• _WHAT IS EXPECTED_
Give back the whole listing below exactly.

• _RECORDED INFORMATION_
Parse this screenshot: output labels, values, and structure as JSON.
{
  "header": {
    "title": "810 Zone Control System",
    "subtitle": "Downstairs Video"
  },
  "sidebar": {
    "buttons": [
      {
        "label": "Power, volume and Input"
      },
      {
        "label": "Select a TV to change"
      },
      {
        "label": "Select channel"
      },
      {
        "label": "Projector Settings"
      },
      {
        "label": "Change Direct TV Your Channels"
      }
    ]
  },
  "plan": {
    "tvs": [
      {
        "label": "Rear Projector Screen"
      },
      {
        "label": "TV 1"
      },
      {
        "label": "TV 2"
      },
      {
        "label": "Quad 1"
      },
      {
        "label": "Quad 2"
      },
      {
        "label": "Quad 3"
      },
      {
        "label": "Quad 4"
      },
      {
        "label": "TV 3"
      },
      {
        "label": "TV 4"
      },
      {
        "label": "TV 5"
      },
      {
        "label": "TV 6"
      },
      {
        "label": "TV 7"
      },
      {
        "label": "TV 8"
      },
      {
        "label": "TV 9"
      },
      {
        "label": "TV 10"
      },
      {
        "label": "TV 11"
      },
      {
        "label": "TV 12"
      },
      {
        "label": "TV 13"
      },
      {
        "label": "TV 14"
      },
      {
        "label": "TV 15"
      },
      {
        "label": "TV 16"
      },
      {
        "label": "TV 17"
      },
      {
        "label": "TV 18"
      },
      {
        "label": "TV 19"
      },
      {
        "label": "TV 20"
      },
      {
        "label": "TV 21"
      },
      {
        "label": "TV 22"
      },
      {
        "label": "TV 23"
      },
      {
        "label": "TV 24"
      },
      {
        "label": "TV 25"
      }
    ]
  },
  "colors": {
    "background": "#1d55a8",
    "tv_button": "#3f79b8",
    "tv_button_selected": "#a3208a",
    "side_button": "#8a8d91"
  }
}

• _RESPONSE BOX_
Parse this screenshot: output labels, values, and structure as JSON.
{
  "header": {
    "title": "810 Zone Control System",
    "subtitle": "Downstairs Video"
  },
  "sidebar": {
    "buttons": [
      {
        "label": "Power, volume and Input"
      },
      {
        "label": "Select a TV to change"
      },
      {
        "label": "Select channel"
      },
      {
        "label": "Projector Settings"
      },
      {
        "label": "Change Direct TV Your Channels"
      }
    ]
  },
  "plan": {
    "tvs": [
      {
        "label": "Rear Projector Screen"
      },
      {
        "label": "TV 1"
      },
      {
        "label": "TV 2"
      },
      {
        "label": "Quad 1"
      },
      {
        "label": "Quad 2"
      },
      {
        "label": "Quad 3"
      },
      {
        "label": "Quad 4"
      },
      {
        "label": "TV 3"
      },
      {
        "label": "TV 4"
      },
      {
        "label": "TV 5"
      },
      {
        "label": "TV 6"
      },
      {
        "label": "TV 7"
      },
      {
        "label": "TV 8"
      },
      {
        "label": "TV 9"
      },
      {
        "label": "TV 10"
      },
      {
        "label": "TV 11"
      },
      {
        "label": "TV 12"
      },
      {
        "label": "TV 13"
      },
      {
        "label": "TV 14"
      },
      {
        "label": "TV 15"
      },
      {
        "label": "TV 16"
      },
      {
        "label": "TV 17"
      },
      {
        "label": "TV 18"
      },
      {
        "label": "TV 19"
      },
      {
        "label": "TV 20"
      },
      {
        "label": "TV 21"
      },
      {
        "label": "TV 22"
      },
      {
        "label": "TV 23"
      },
      {
        "label": "TV 24"
      },
      {
        "label": "TV 25"
      }
    ]
  },
  "colors": {
    "background": "#1d55a8",
    "tv_button": "#3f79b8",
    "tv_button_selected": "#a3208a",
    "side_button": "#8a8d91"
  }
}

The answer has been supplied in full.